However, it was Mary Caroline Stuart-Wortley (1848-1941), the eldest sister, who made the most striking match, marrying at the ‘advanced age of thirty-two’, Ralph, Lord Wentworth, afterwards 2nd Earl of Lovelace (1839-1906), the grandson of Lord Byron. Mary’s marriage must have come as a surprise to her family; she had spent much of her life caring for her invalid father and pursuing a career as an artist. Marriage did not curtail her ambitions, as she continued to exhibit at the Grosvenor Gallery; it was only when her husband inherited the Lovelace title and estates in 1893 that Mary’s life took a different turn. Determined to revive the family’s extensive properties in Leicestershire, Surrey and Somerset, Mary sought instruction from architects C.R. Ashbee and C.F.A. Voysey; she has even been described as Voysey’s pupil.
My next Blog will cover Mary’s career as an artist….
Some authorities do not hyphenate Stuart Wortley.
Many of the records relating to the Lovelace estates in Leicestershire, Somerset and Surrey were lost after the last world war. The Blunt Papers are held by the British Museum, the Lovelace Papers are in the Bodleian Library, Oxford. The latter contains approximately 130 letters relating to Lady Lovelace.
Hayles, Sally. 2014. ‘Archibald Stuart Wortley (1849-1905) Sport and Art in Union’, pp.119-32, Barnsley Art On Your Doorstep.
Archibald John Stuart Wortley – Barnsley Art On Your Doorstep barnsleyartonyourdoorstep.org.uk › uploads › 2015/04
Lee, Vernon. 1884. Miss Brown A Novel. Edinburgh and London: William Blackwood & Sons.
Moore, Jerrold Northrop. 1989. Edward Elgar: The Windflower Letters. Correspondence with Alice Caroline Stuart Wortley and her family. London: Clarendon Press.

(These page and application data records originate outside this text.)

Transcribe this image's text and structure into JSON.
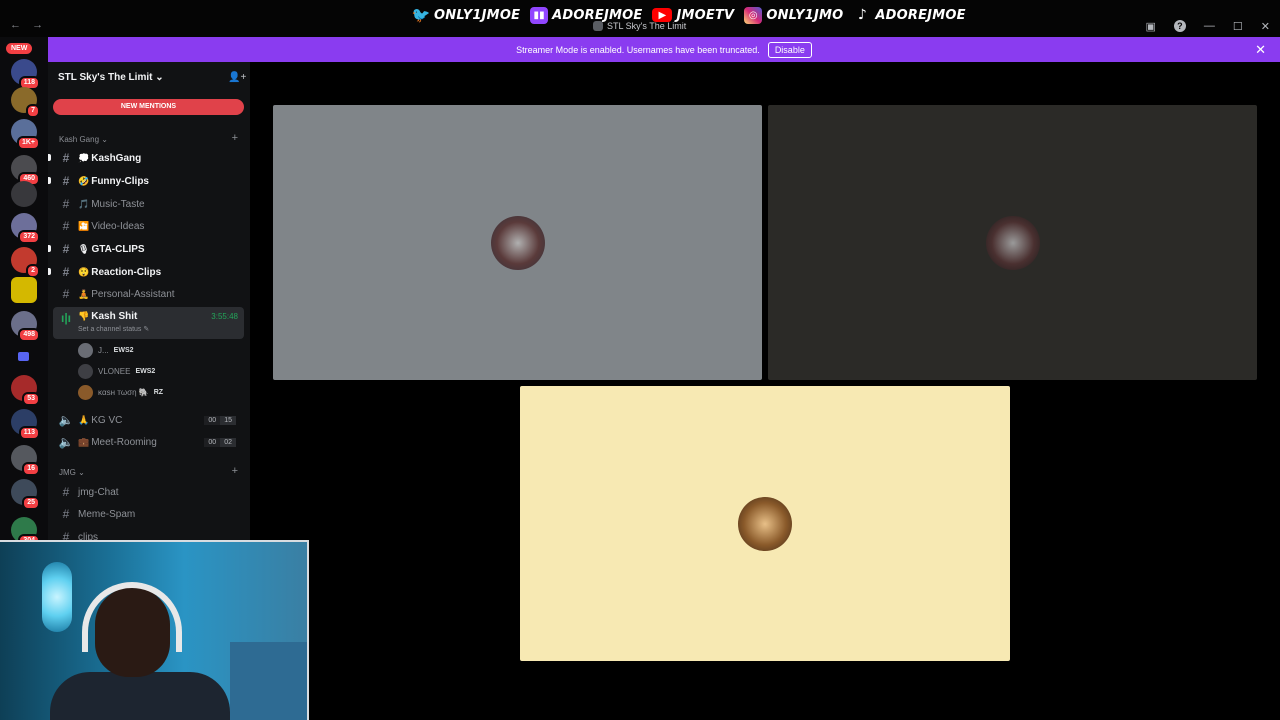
{
  "titlebar": {
    "back": "←",
    "forward": "→",
    "window_title": "STL Sky's The Limit",
    "socials": [
      {
        "icon": "twitter-icon",
        "glyph": "🐦",
        "handle": "ONLY1JMOE"
      },
      {
        "icon": "twitch-icon",
        "glyph": "▮▮",
        "handle": "ADOREJMOE"
      },
      {
        "icon": "youtube-icon",
        "glyph": "▶",
        "handle": "JMOETV"
      },
      {
        "icon": "instagram-icon",
        "glyph": "◎",
        "handle": "ONLY1JMO"
      },
      {
        "icon": "tiktok-icon",
        "glyph": "♪",
        "handle": "ADOREJMOE"
      }
    ],
    "controls": {
      "minimize": "—",
      "maximize": "☐",
      "close": "✕",
      "help": "?",
      "inbox": "▣"
    }
  },
  "guilds": {
    "new_label": "NEW",
    "servers": [
      {
        "badge": "118",
        "color": "#3a4a8c"
      },
      {
        "badge": "7",
        "color": "#8a6a2a"
      },
      {
        "badge": "1K+",
        "color": "#5a6f9a"
      },
      {
        "badge": "460",
        "color": "#4b4b4f"
      },
      {
        "badge": "",
        "color": "#38383c"
      },
      {
        "badge": "372",
        "color": "#6d6f9a"
      },
      {
        "badge": "2",
        "color": "#c23a2e"
      },
      {
        "badge": "",
        "color": "#d4b800"
      },
      {
        "badge": "498",
        "color": "#6b6f8a"
      },
      {
        "badge": "53",
        "color": "#a62a2a"
      },
      {
        "badge": "113",
        "color": "#2c3e66"
      },
      {
        "badge": "16",
        "color": "#55585e"
      },
      {
        "badge": "25",
        "color": "#3e4a5a"
      },
      {
        "badge": "304",
        "color": "#2e7a4a"
      }
    ]
  },
  "banner": {
    "text": "Streamer Mode is enabled. Usernames have been truncated.",
    "disable_label": "Disable",
    "close": "✕"
  },
  "sidebar": {
    "server_name": "STL Sky's The Limit",
    "chevron": "⌄",
    "new_mentions": "NEW MENTIONS",
    "categories": [
      {
        "label": "Kash Gang ⌄",
        "plus": "+"
      },
      {
        "label": "JMG ⌄",
        "plus": "+"
      }
    ],
    "channels": [
      {
        "emoji": "💭",
        "name": "KashGang"
      },
      {
        "emoji": "🤣",
        "name": "Funny-Clips"
      },
      {
        "emoji": "🎵",
        "name": "Music-Taste"
      },
      {
        "emoji": "🎦",
        "name": "Video-Ideas"
      },
      {
        "emoji": "🎙",
        "name": "GTA-CLIPS"
      },
      {
        "emoji": "😲",
        "name": "Reaction-Clips"
      },
      {
        "emoji": "🧘",
        "name": "Personal-Assistant"
      }
    ],
    "voice_active": {
      "emoji": "👎",
      "name": "Kash Shit",
      "timer": "3:55:48",
      "status": "Set a channel status ✎",
      "users": [
        {
          "name": "J...",
          "tag": "EWS2"
        },
        {
          "name": "VLONEE",
          "tag": "EWS2"
        },
        {
          "name": "ĸαѕн тωση 🐘",
          "tag": "RZ"
        }
      ]
    },
    "voice_channels": [
      {
        "emoji": "🙏",
        "name": "KG VC",
        "count_a": "00",
        "count_b": "15"
      },
      {
        "emoji": "💼",
        "name": "Meet-Rooming",
        "count_a": "00",
        "count_b": "02"
      }
    ],
    "jmg_channels": [
      "jmg-Chat",
      "Meme-Spam",
      "clips"
    ]
  },
  "stage": {
    "tiles": [
      {
        "name": "tile-1",
        "bg": "#808589",
        "avatar": "#5a3a3a"
      },
      {
        "name": "tile-2",
        "bg": "#2b2a27",
        "avatar": "#4a3030"
      },
      {
        "name": "tile-3",
        "bg": "#f7e9b3",
        "avatar": "#8a5a2a"
      }
    ]
  }
}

Tweedsmuir, Susan, 1952. The Lilac and the Rose, London: Duckworth.